[Opening Material provided section]
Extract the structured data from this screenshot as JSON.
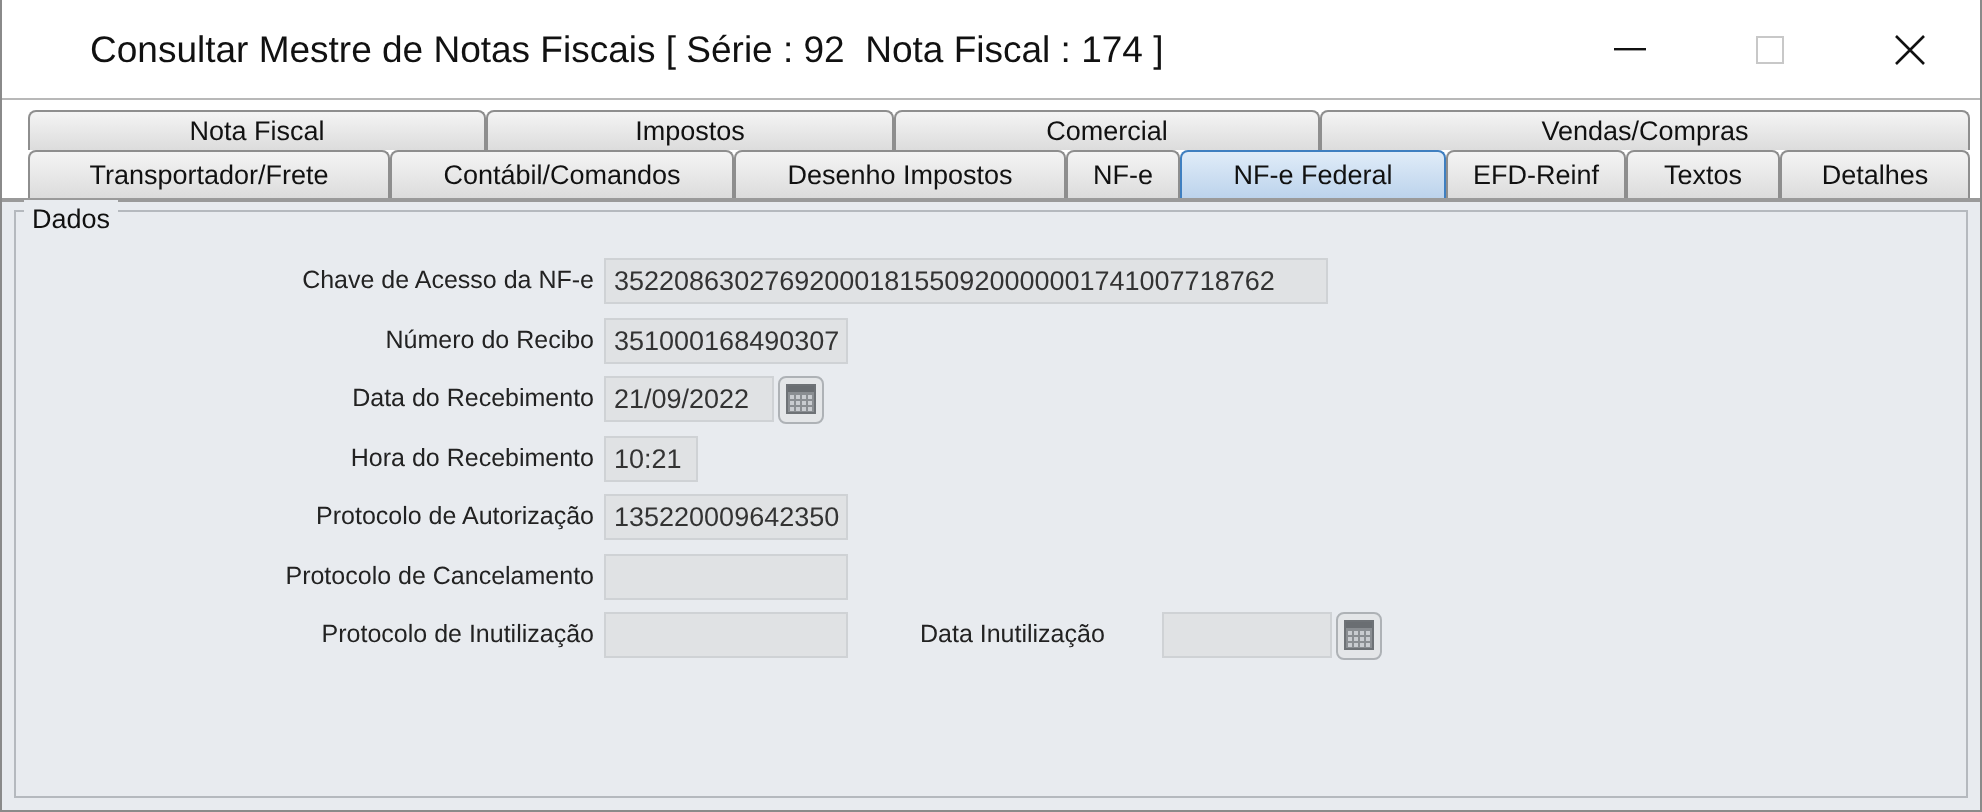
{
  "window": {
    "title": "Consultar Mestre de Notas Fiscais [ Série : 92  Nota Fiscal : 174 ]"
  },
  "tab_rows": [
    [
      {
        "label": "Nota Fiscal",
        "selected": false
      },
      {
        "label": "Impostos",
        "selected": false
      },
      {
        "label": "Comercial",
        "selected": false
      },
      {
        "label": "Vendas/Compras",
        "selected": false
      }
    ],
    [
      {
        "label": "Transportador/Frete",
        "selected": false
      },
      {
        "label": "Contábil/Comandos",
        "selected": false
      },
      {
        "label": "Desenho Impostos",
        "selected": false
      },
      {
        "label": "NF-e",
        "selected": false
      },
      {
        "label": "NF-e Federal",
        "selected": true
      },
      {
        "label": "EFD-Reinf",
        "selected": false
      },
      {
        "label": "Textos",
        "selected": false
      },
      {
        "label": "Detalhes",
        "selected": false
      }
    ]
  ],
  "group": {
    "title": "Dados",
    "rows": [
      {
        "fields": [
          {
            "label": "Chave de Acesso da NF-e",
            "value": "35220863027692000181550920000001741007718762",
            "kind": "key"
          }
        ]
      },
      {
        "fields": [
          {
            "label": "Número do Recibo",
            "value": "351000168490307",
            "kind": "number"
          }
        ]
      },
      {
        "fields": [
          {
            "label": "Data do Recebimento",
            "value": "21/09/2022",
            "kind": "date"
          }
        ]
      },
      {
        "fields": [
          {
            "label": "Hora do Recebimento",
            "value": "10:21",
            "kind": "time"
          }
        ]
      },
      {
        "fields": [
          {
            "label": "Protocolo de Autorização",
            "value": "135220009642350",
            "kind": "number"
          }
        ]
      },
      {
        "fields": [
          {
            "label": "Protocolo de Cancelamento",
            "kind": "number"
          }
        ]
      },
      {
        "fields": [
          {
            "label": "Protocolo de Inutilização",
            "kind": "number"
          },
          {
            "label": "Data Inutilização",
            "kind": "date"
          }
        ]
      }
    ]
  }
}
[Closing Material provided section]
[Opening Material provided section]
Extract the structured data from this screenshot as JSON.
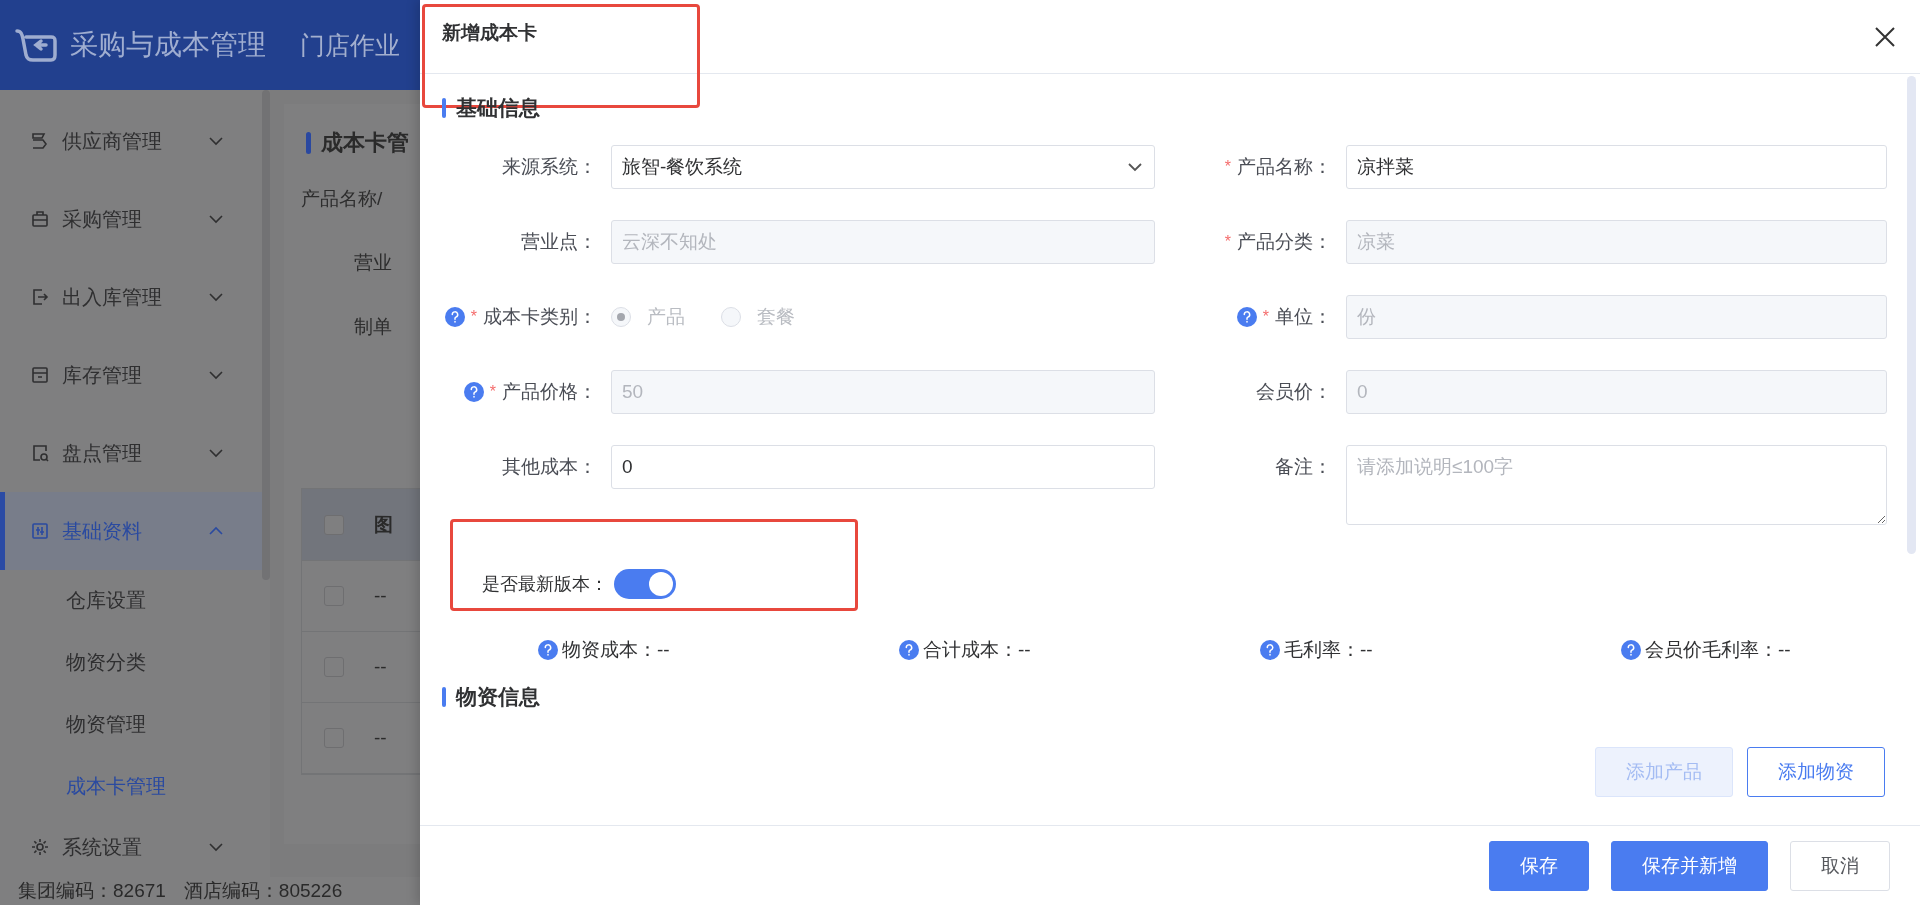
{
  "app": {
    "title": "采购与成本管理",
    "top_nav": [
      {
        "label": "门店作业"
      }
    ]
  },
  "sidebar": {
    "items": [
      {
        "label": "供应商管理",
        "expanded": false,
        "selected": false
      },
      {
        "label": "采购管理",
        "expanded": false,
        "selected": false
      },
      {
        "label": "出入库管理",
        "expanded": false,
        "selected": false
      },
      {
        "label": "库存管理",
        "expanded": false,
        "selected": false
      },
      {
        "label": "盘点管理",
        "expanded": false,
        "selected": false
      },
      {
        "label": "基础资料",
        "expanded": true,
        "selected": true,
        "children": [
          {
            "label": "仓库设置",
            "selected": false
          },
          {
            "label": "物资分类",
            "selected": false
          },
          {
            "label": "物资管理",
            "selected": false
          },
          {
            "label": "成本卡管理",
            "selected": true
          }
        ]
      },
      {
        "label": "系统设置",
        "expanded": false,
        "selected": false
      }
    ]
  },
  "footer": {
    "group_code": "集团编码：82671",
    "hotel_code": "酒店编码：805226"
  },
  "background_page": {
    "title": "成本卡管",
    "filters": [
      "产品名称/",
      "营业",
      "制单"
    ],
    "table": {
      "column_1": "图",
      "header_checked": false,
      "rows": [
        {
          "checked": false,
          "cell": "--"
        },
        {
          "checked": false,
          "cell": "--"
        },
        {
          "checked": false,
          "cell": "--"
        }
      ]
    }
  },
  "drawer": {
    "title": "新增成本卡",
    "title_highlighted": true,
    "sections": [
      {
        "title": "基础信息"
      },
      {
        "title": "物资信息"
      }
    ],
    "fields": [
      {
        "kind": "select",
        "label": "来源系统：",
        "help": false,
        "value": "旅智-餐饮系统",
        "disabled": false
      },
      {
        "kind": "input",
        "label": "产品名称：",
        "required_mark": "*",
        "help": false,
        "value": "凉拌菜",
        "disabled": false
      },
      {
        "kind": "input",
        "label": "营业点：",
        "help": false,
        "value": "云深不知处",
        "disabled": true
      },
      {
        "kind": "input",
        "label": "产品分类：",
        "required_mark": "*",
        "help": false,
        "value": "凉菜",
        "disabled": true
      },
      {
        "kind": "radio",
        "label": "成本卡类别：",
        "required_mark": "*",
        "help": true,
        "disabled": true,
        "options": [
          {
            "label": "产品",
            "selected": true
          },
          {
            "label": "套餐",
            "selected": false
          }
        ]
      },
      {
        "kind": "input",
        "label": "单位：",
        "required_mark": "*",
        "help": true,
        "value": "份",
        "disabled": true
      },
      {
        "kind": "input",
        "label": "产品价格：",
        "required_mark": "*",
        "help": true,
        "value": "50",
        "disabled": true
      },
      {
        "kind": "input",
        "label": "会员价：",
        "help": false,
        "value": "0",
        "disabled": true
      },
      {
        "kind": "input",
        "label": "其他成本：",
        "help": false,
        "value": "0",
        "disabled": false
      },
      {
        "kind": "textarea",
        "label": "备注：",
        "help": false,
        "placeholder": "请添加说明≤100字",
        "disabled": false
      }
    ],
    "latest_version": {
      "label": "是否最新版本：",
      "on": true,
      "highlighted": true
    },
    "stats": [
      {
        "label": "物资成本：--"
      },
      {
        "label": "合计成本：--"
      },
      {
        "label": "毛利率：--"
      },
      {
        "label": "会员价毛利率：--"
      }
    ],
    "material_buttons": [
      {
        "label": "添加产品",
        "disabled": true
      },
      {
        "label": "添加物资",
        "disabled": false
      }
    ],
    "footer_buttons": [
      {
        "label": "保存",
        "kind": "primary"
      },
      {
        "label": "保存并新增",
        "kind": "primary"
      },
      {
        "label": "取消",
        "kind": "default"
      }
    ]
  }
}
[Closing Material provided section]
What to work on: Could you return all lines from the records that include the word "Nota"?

Reply to the exercise:
    "title": "Consultar Mestre de Notas Fiscais [ Série : 92  Nota Fiscal : 174 ]"
        "label": "Nota Fiscal",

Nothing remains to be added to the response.